  1. Mark’s gospel passage sums up Christ’s call to change as: “The time is fulfilled, and the kingdom of God is at hand; repent and believe in the Gospel” (Mk 1:15). Behind this saying lies the whole history of Israel and of our own history. Indeed it is a call to repentance, a call to change, a call to renewal. May this season be a fruit of our personal exodus to encounter the living God who comes to meet us and who awaits each and every one of us. May Mary, the Mother of God, intercede for us. And, I impart my Apostolic Blessing on all of you and those you will share this Advent Message with.
  1. Given this at Ndola, Cathedral of Christ the King, this 26th day of November in the Year of our Lord, 2012.

+Dr. Alick Banda

Bishop of Ndola

[1] Cf. Alick Banda, Homily on the Feast of Christ the King, Ndola, 25th November, 2012, Nr.8.

[2] Cf. Alick Banda, Homily during the Inauguration of the Year of Faith, Cathedral of Christ the King, Ndola, 27th October,  2012, Nr. 3.

[3] Cf. Ibid., Nr. 4.
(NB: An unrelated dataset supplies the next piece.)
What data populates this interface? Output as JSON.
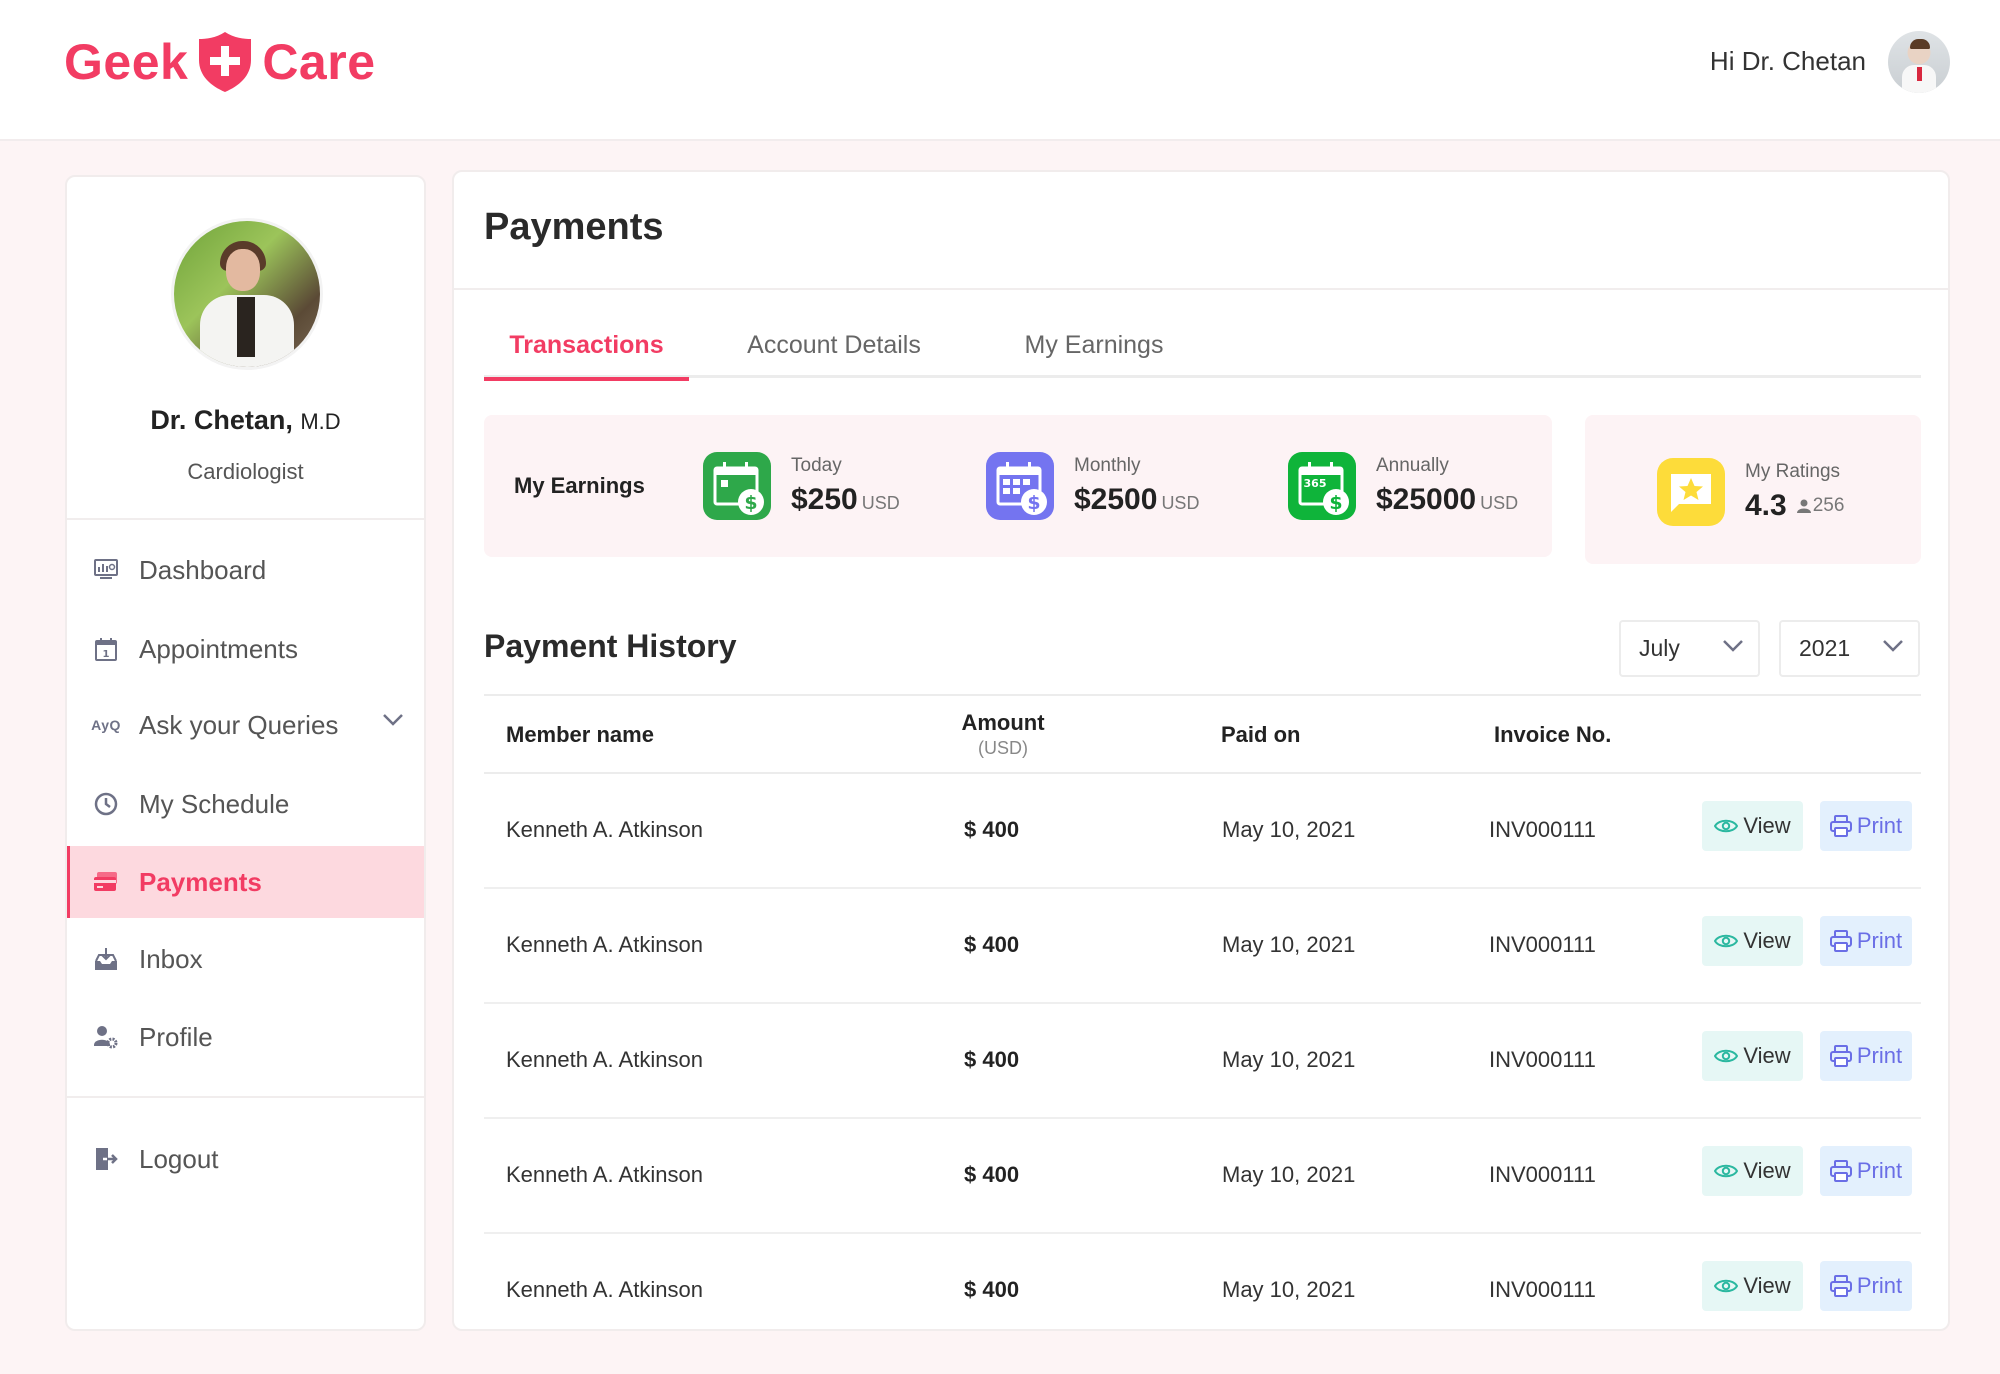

[4] Cf. Benedict XVI, What it means to be a Christian, Ignatius Press, San Francisco, 2006, p. 23.

[5] Cf. R. Sharma, The Monk Who Sold His Ferrari, Jaico Publication House, Mumbai, 2011, p.133.

[6] Cf. F. A. Nwachukwu, The Courage to Change, Paulines Publications, Nairobi, 2003, p. 13.

[7] Cf. Benedict XVI, Light of the World, Ignatius Press, San Francisco, 2010, p. 85.

[8] Cf. Benedict XVI, What it means to be Christian, Ignatius Press, San Francisco, 2006, p. 37.